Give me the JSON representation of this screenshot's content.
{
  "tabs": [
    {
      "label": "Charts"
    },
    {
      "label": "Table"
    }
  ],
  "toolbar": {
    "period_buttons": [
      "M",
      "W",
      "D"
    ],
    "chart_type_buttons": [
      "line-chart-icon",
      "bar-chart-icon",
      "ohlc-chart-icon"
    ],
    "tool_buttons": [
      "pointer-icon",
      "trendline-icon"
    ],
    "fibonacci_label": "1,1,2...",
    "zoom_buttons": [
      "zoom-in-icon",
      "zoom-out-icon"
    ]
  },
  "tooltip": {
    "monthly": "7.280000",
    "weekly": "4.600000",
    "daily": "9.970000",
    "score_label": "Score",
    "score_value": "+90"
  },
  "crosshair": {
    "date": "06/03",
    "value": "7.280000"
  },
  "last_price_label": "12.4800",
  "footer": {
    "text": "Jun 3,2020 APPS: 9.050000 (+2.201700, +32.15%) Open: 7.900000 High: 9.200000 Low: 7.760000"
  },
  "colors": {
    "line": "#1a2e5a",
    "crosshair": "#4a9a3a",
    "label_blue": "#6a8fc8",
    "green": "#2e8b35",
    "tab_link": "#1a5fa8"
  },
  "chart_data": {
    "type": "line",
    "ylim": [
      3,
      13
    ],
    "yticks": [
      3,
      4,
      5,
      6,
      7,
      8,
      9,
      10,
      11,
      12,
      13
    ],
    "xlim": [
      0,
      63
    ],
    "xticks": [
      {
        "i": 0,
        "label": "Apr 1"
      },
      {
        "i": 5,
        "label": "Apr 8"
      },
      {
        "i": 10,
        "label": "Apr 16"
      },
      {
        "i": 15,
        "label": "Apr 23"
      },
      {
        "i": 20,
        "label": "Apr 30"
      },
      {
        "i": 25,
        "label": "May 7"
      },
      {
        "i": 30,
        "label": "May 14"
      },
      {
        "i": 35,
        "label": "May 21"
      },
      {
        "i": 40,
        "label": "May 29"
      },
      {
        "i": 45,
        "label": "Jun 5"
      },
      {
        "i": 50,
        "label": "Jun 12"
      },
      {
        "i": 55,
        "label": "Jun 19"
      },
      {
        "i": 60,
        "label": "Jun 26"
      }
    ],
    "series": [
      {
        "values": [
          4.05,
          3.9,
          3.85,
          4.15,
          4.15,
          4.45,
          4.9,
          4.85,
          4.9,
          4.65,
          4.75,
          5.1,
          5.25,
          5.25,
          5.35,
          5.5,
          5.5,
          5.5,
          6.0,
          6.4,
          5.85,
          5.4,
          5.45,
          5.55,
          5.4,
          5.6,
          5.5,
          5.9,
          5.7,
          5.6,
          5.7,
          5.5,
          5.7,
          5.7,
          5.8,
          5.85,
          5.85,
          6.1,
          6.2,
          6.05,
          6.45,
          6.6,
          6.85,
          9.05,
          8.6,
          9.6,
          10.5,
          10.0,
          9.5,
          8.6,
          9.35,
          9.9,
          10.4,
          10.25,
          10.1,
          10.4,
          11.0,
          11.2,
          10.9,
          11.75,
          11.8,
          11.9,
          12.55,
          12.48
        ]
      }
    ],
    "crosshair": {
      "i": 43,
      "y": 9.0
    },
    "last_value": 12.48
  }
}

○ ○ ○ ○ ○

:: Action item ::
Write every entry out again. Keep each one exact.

:: Answer section ::
Give me the JSON representation of this screenshot's content.
{
  "tabs": [
    {
      "label": "Charts"
    },
    {
      "label": "Table"
    }
  ],
  "toolbar": {
    "period_buttons": [
      "M",
      "W",
      "D"
    ],
    "chart_type_buttons": [
      "line-chart-icon",
      "bar-chart-icon",
      "ohlc-chart-icon"
    ],
    "tool_buttons": [
      "pointer-icon",
      "trendline-icon"
    ],
    "fibonacci_label": "1,1,2...",
    "zoom_buttons": [
      "zoom-in-icon",
      "zoom-out-icon"
    ]
  },
  "tooltip": {
    "monthly": "7.280000",
    "weekly": "4.600000",
    "daily": "9.970000",
    "score_label": "Score",
    "score_value": "+90"
  },
  "crosshair": {
    "date": "06/03",
    "value": "7.280000"
  },
  "last_price_label": "12.4800",
  "footer": {
    "text": "Jun 3,2020 APPS: 9.050000 (+2.201700, +32.15%) Open: 7.900000 High: 9.200000 Low: 7.760000"
  },
  "colors": {
    "line": "#1a2e5a",
    "crosshair": "#4a9a3a",
    "label_blue": "#6a8fc8",
    "green": "#2e8b35",
    "tab_link": "#1a5fa8"
  },
  "chart_data": {
    "type": "line",
    "ylim": [
      3,
      13
    ],
    "yticks": [
      3,
      4,
      5,
      6,
      7,
      8,
      9,
      10,
      11,
      12,
      13
    ],
    "xlim": [
      0,
      63
    ],
    "xticks": [
      {
        "i": 0,
        "label": "Apr 1"
      },
      {
        "i": 5,
        "label": "Apr 8"
      },
      {
        "i": 10,
        "label": "Apr 16"
      },
      {
        "i": 15,
        "label": "Apr 23"
      },
      {
        "i": 20,
        "label": "Apr 30"
      },
      {
        "i": 25,
        "label": "May 7"
      },
      {
        "i": 30,
        "label": "May 14"
      },
      {
        "i": 35,
        "label": "May 21"
      },
      {
        "i": 40,
        "label": "May 29"
      },
      {
        "i": 45,
        "label": "Jun 5"
      },
      {
        "i": 50,
        "label": "Jun 12"
      },
      {
        "i": 55,
        "label": "Jun 19"
      },
      {
        "i": 60,
        "label": "Jun 26"
      }
    ],
    "series": [
      {
        "values": [
          4.05,
          3.9,
          3.85,
          4.15,
          4.15,
          4.45,
          4.9,
          4.85,
          4.9,
          4.65,
          4.75,
          5.1,
          5.25,
          5.25,
          5.35,
          5.5,
          5.5,
          5.5,
          6.0,
          6.4,
          5.85,
          5.4,
          5.45,
          5.55,
          5.4,
          5.6,
          5.5,
          5.9,
          5.7,
          5.6,
          5.7,
          5.5,
          5.7,
          5.7,
          5.8,
          5.85,
          5.85,
          6.1,
          6.2,
          6.05,
          6.45,
          6.6,
          6.85,
          9.05,
          8.6,
          9.6,
          10.5,
          10.0,
          9.5,
          8.6,
          9.35,
          9.9,
          10.4,
          10.25,
          10.1,
          10.4,
          11.0,
          11.2,
          10.9,
          11.75,
          11.8,
          11.9,
          12.55,
          12.48
        ]
      }
    ],
    "crosshair": {
      "i": 43,
      "y": 9.0
    },
    "last_value": 12.48
  }
}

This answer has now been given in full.